» MATERIAL FOR THIS TASK

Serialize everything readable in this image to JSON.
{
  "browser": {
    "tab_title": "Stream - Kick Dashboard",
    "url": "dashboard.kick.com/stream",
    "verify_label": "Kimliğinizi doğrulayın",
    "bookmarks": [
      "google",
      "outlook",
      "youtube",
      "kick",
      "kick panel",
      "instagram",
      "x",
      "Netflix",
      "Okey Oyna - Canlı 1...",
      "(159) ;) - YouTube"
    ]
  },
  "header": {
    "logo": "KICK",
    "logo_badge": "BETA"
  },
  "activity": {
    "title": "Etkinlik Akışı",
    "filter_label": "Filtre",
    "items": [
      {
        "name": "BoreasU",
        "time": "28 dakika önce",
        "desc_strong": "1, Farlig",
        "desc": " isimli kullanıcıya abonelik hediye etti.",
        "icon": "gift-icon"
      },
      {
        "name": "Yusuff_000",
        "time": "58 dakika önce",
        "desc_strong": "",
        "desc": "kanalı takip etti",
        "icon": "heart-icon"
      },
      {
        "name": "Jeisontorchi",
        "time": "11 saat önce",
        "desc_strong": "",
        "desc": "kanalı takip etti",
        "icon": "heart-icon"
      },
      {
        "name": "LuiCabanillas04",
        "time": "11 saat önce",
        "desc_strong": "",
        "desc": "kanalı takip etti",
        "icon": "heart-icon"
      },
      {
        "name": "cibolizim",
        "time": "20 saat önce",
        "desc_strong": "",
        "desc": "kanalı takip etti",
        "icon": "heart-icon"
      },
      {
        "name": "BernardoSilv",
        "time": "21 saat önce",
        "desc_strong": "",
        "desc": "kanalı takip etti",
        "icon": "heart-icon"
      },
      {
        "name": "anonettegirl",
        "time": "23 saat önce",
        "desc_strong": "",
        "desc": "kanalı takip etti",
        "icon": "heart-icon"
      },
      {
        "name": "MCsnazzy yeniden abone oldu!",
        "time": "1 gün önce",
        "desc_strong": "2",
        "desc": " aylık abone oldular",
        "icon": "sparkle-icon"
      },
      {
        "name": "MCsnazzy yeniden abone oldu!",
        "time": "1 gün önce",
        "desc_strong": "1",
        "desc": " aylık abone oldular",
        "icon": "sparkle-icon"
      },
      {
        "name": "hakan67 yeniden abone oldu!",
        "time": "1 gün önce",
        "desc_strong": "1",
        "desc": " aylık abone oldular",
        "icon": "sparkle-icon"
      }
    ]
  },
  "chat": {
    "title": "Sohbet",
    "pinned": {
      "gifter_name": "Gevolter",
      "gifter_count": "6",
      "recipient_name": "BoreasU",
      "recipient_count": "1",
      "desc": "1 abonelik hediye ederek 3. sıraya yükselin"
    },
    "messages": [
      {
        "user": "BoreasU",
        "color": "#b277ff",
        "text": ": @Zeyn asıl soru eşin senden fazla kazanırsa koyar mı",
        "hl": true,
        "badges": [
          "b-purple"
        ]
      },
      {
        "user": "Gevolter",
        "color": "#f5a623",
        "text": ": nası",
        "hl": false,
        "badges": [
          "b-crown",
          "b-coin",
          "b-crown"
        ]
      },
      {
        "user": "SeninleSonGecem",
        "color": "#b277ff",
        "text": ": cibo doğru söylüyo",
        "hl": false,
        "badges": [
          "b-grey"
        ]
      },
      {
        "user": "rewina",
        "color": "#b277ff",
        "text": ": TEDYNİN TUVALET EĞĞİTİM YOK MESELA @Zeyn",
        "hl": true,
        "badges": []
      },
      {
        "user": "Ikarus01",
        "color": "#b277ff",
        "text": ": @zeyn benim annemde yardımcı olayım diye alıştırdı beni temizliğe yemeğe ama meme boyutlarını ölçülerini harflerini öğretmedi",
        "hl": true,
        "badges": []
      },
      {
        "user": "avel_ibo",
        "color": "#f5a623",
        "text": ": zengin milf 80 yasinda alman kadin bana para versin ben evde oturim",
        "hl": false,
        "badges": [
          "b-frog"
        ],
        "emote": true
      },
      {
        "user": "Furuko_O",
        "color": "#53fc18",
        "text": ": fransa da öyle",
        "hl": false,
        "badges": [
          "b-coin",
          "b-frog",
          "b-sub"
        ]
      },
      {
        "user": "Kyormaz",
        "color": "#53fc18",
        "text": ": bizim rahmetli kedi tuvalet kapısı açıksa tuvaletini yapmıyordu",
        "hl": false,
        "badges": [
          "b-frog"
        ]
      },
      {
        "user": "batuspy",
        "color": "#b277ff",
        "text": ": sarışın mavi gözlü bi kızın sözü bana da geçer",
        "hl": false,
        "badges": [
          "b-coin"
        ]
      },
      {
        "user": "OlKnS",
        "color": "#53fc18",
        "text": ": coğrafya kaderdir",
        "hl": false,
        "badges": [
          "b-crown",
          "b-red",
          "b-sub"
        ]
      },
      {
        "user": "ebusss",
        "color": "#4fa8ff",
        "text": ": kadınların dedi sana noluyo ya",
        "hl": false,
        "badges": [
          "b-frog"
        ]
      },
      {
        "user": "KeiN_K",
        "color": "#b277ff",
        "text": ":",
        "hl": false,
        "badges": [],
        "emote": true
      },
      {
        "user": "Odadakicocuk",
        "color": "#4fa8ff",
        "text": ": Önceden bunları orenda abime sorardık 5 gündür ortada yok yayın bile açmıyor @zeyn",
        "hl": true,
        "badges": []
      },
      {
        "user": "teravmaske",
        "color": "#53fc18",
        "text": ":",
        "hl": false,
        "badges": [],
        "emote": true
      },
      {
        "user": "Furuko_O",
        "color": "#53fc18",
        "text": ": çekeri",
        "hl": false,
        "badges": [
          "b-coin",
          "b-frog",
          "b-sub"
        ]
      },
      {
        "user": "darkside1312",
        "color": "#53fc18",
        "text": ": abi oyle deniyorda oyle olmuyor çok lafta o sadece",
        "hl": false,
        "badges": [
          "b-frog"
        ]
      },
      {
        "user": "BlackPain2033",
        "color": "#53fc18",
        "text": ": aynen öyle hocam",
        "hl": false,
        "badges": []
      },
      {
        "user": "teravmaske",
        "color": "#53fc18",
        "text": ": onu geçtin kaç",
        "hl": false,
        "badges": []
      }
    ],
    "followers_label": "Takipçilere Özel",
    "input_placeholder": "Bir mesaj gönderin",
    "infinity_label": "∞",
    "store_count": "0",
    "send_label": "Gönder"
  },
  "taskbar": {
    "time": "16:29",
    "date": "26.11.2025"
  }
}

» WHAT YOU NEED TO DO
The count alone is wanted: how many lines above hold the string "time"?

» PROBLEM SOLUTION
11